This topic has been addressed extensively elsewhere including here. The growth in the remote workforce has tested the resources and infrastructure to support it. Before the pandemic, it was estimated that around 4 in 10 workers in the U.S. who could work from home did so at least part-time. It’s now estimated that by the end of March, 66% of the workforce that could work remotely, did so – fulltime! Some of the problems and solutions arising from this growth in the remote workforce include:
Secure and sufficient internet access:
Remote access to the tools and support they need:
Some critical initiatives and customer support activities will proceed. Maintaining some baseline of worker productivity might be required by inflexible SLA commitments or other demands. Managing a remote workforce can be challenging:
Are sufficient reporting procedures in place to track productivity? Are there plans in place to recalibrate priorities and re-direct workers to critical activities if necessary?
Do workers have the knowledge and tools for collaboration?
If a large segment of the workforce should sicken at the same time and rising absenteeism becomes unavoidable, are staff augmentation services available?
If there is the need for establishing or continuing in-person worker training is it possible to move that training online? Will using an outside training vendor be required?
If individuals with key institutional knowledge get sick, is there someone who has been cross-trained to handle their duties until they return? Are important processes documented?
Are any of your partners/suppliers critical to your ongoing operations? If so, do you know their continuity plans so you have other options if they can no longer fulfill their commitments.
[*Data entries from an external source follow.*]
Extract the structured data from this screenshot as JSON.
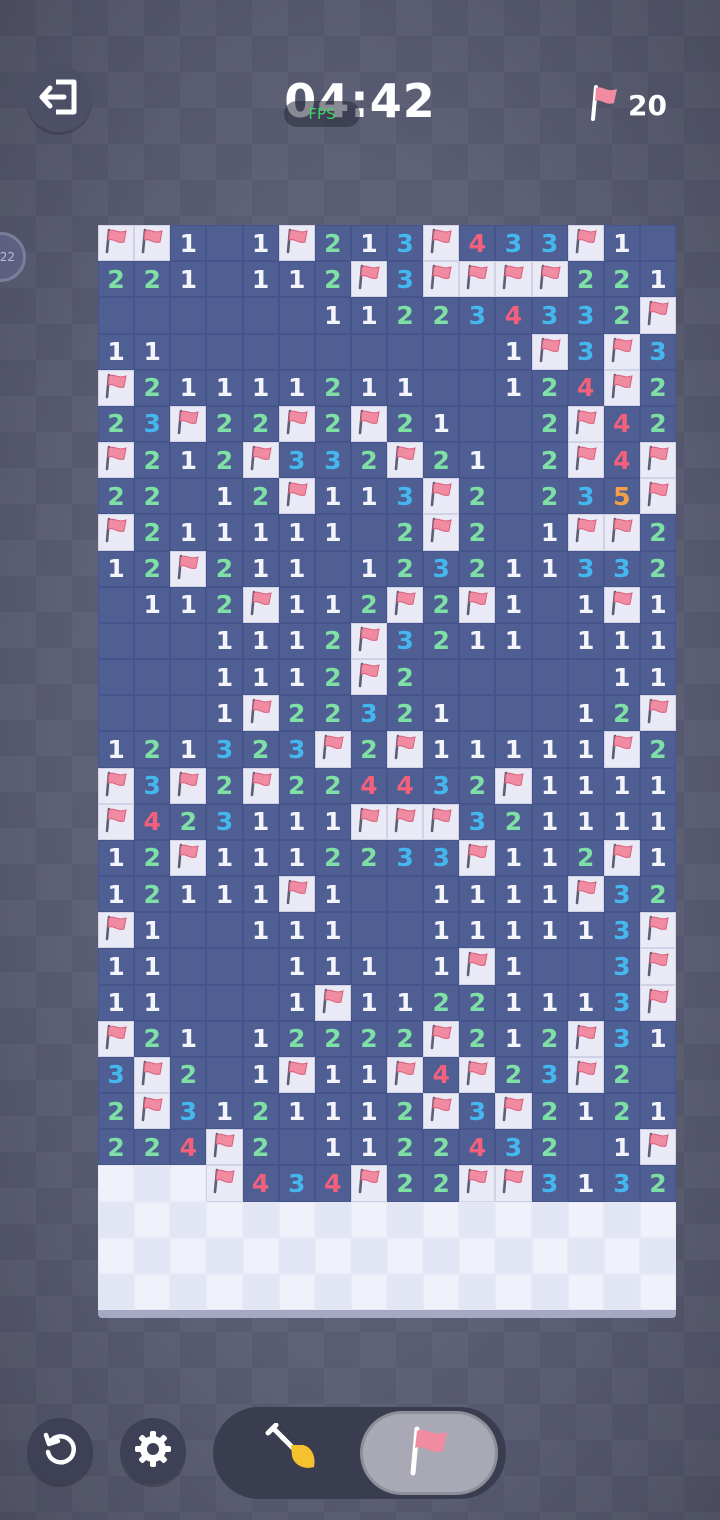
{
  "header": {
    "timer": "04:42",
    "fps_label": "FPS",
    "flag_count": "20",
    "side_badge": "22"
  },
  "icons": {
    "exit": "exit-icon",
    "flag": "flag-icon",
    "restart": "restart-icon",
    "settings": "gear-icon",
    "dig": "shovel-icon",
    "flag_mode": "flag-mode-icon"
  },
  "colors": {
    "number_1": "#f4f4fb",
    "number_2": "#7fe0a6",
    "number_3": "#44b7ef",
    "number_4": "#f2607c",
    "number_5": "#f2a04a",
    "flag": "#f08ba2",
    "open_cell": "#4f5f93",
    "covered_cell": "#eff1fb"
  },
  "board": {
    "cols": 16,
    "legend": "F = flagged, 0 = revealed empty, 1-5 = revealed number, # = unrevealed",
    "rows": [
      [
        "F",
        "F",
        "1",
        "0",
        "1",
        "F",
        "2",
        "1",
        "3",
        "F",
        "4",
        "3",
        "3",
        "F",
        "1",
        "0"
      ],
      [
        "2",
        "2",
        "1",
        "0",
        "1",
        "1",
        "2",
        "F",
        "3",
        "F",
        "F",
        "F",
        "F",
        "2",
        "2",
        "1"
      ],
      [
        "0",
        "0",
        "0",
        "0",
        "0",
        "0",
        "1",
        "1",
        "2",
        "2",
        "3",
        "4",
        "3",
        "3",
        "2",
        "F"
      ],
      [
        "1",
        "1",
        "0",
        "0",
        "0",
        "0",
        "0",
        "0",
        "0",
        "0",
        "0",
        "1",
        "F",
        "3",
        "F",
        "3"
      ],
      [
        "F",
        "2",
        "1",
        "1",
        "1",
        "1",
        "2",
        "1",
        "1",
        "0",
        "0",
        "1",
        "2",
        "4",
        "F",
        "2"
      ],
      [
        "2",
        "3",
        "F",
        "2",
        "2",
        "F",
        "2",
        "F",
        "2",
        "1",
        "0",
        "0",
        "2",
        "F",
        "4",
        "2"
      ],
      [
        "F",
        "2",
        "1",
        "2",
        "F",
        "3",
        "3",
        "2",
        "F",
        "2",
        "1",
        "0",
        "2",
        "F",
        "4",
        "F"
      ],
      [
        "2",
        "2",
        "0",
        "1",
        "2",
        "F",
        "1",
        "1",
        "3",
        "F",
        "2",
        "0",
        "2",
        "3",
        "5",
        "F"
      ],
      [
        "F",
        "2",
        "1",
        "1",
        "1",
        "1",
        "1",
        "0",
        "2",
        "F",
        "2",
        "0",
        "1",
        "F",
        "F",
        "2"
      ],
      [
        "1",
        "2",
        "F",
        "2",
        "1",
        "1",
        "0",
        "1",
        "2",
        "3",
        "2",
        "1",
        "1",
        "3",
        "3",
        "2"
      ],
      [
        "0",
        "1",
        "1",
        "2",
        "F",
        "1",
        "1",
        "2",
        "F",
        "2",
        "F",
        "1",
        "0",
        "1",
        "F",
        "1"
      ],
      [
        "0",
        "0",
        "0",
        "1",
        "1",
        "1",
        "2",
        "F",
        "3",
        "2",
        "1",
        "1",
        "0",
        "1",
        "1",
        "1"
      ],
      [
        "0",
        "0",
        "0",
        "1",
        "1",
        "1",
        "2",
        "F",
        "2",
        "0",
        "0",
        "0",
        "0",
        "0",
        "1",
        "1"
      ],
      [
        "0",
        "0",
        "0",
        "1",
        "F",
        "2",
        "2",
        "3",
        "2",
        "1",
        "0",
        "0",
        "0",
        "1",
        "2",
        "F"
      ],
      [
        "1",
        "2",
        "1",
        "3",
        "2",
        "3",
        "F",
        "2",
        "F",
        "1",
        "1",
        "1",
        "1",
        "1",
        "F",
        "2"
      ],
      [
        "F",
        "3",
        "F",
        "2",
        "F",
        "2",
        "2",
        "4",
        "4",
        "3",
        "2",
        "F",
        "1",
        "1",
        "1",
        "1"
      ],
      [
        "F",
        "4",
        "2",
        "3",
        "1",
        "1",
        "1",
        "F",
        "F",
        "F",
        "3",
        "2",
        "1",
        "1",
        "1",
        "1"
      ],
      [
        "1",
        "2",
        "F",
        "1",
        "1",
        "1",
        "2",
        "2",
        "3",
        "3",
        "F",
        "1",
        "1",
        "2",
        "F",
        "1"
      ],
      [
        "1",
        "2",
        "1",
        "1",
        "1",
        "F",
        "1",
        "0",
        "0",
        "1",
        "1",
        "1",
        "1",
        "F",
        "3",
        "2"
      ],
      [
        "F",
        "1",
        "0",
        "0",
        "1",
        "1",
        "1",
        "0",
        "0",
        "1",
        "1",
        "1",
        "1",
        "1",
        "3",
        "F"
      ],
      [
        "1",
        "1",
        "0",
        "0",
        "0",
        "1",
        "1",
        "1",
        "0",
        "1",
        "F",
        "1",
        "0",
        "0",
        "3",
        "F"
      ],
      [
        "1",
        "1",
        "0",
        "0",
        "0",
        "1",
        "F",
        "1",
        "1",
        "2",
        "2",
        "1",
        "1",
        "1",
        "3",
        "F"
      ],
      [
        "F",
        "2",
        "1",
        "0",
        "1",
        "2",
        "2",
        "2",
        "2",
        "F",
        "2",
        "1",
        "2",
        "F",
        "3",
        "1"
      ],
      [
        "3",
        "F",
        "2",
        "0",
        "1",
        "F",
        "1",
        "1",
        "F",
        "4",
        "F",
        "2",
        "3",
        "F",
        "2",
        "0"
      ],
      [
        "2",
        "F",
        "3",
        "1",
        "2",
        "1",
        "1",
        "1",
        "2",
        "F",
        "3",
        "F",
        "2",
        "1",
        "2",
        "1"
      ],
      [
        "2",
        "2",
        "4",
        "F",
        "2",
        "0",
        "1",
        "1",
        "2",
        "2",
        "4",
        "3",
        "2",
        "0",
        "1",
        "F"
      ],
      [
        "#",
        "#",
        "#",
        "F",
        "4",
        "3",
        "4",
        "F",
        "2",
        "2",
        "F",
        "F",
        "3",
        "1",
        "3",
        "2"
      ],
      [
        "#",
        "#",
        "#",
        "#",
        "#",
        "#",
        "#",
        "#",
        "#",
        "#",
        "#",
        "#",
        "#",
        "#",
        "#",
        "#"
      ],
      [
        "#",
        "#",
        "#",
        "#",
        "#",
        "#",
        "#",
        "#",
        "#",
        "#",
        "#",
        "#",
        "#",
        "#",
        "#",
        "#"
      ],
      [
        "#",
        "#",
        "#",
        "#",
        "#",
        "#",
        "#",
        "#",
        "#",
        "#",
        "#",
        "#",
        "#",
        "#",
        "#",
        "#"
      ]
    ]
  },
  "controls": {
    "active_mode": "flag"
  }
}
In general, hiring has taken a hit although some types of organizations have seen a spike in demand for their products and services and they continue to hire new workers. There are thousands of open jobs for online retailers and groceries and some job openings for professionals in such industry segments as on-line learning, remote meeting and communications, and IT infrastructure/networking also exist. Filling such positions in this environment highlights certain challenges:
In-person interviewing has been replaced by online interviews. Online interviewing platforms vary in functionality and features. There are a number of options so select the one that best fits your needs and take the time to understand the nuances of conducting online job interviews compared to in-person interviewing.
New employees still need to be onboarded. Firms that have not used remote onboarding before should review all of the forms and procedures to insure they can be made available remotely. Focus on communicating expectations to new hires and make sure they know whom to contact with their questions and concerns. A list of experts and their field of expertise could be a useful tool for new employees. Early online introductions of co-workers help make new employees feel part of the team.
External communications with customers and suppliers is critical – and beyond the scope of this piece (again, an internet search can provide much useful information). Communications with your remote workforce requires diligence and continuity. Here are some thoughts on creating and maintaining ongoing, two-way communication with that group.
A communications tree of some sort can be useful in a situation such as this. It can illustrate who is to communicate with each segment of the workforce, the subject matter they’ll be responsible for, and the frequency of communicating. This will help make sure that the right message gets to the appropriate people at the right time. Identify who will serve as the main point person for each type of communications and their backup in case they get ill and cannot work.
It’s better to over-communicate. Keep employees informed about the status of business operations, health insurance benefits available and other employee assistance programs, and new company policies resulting from the pandemic. Don’t let rumors displace facts and become distractions.
Make sure remote workers are immediately informed of any changes in technology that affects them and any details they need to know about accessing or using the technology. This might take repeated messages.
Consider putting together a summary of important communications and the date these messages were distributed. If a segment of the workforce becomes ill and is unable to work for some time upon their return they will need updating on the important information they missed.
Credibility is critical and if lost it’s difficult to regain. Make sure that all communications are vetted and reliable. Think about circulating fact sheets and updates that offer insight into current business issues that can counter misinformation.
Regularly solicit and analyze feedback from the workforce. Determine whether changes are necessary in response to their input.
Changing course when something isn’t working as well as intended is the norm during times of uncertainty. Business continuity requires adaptation – sometimes on the fly. We’ll continue to offer our thoughts and insights we acquire as we move forward and we’re interested in hearing from you on ideas and tactics related to any of the topics we’ve addressed here. Hopefully, it won’t be too long until we’re looking in the rear view mirror at these tough times.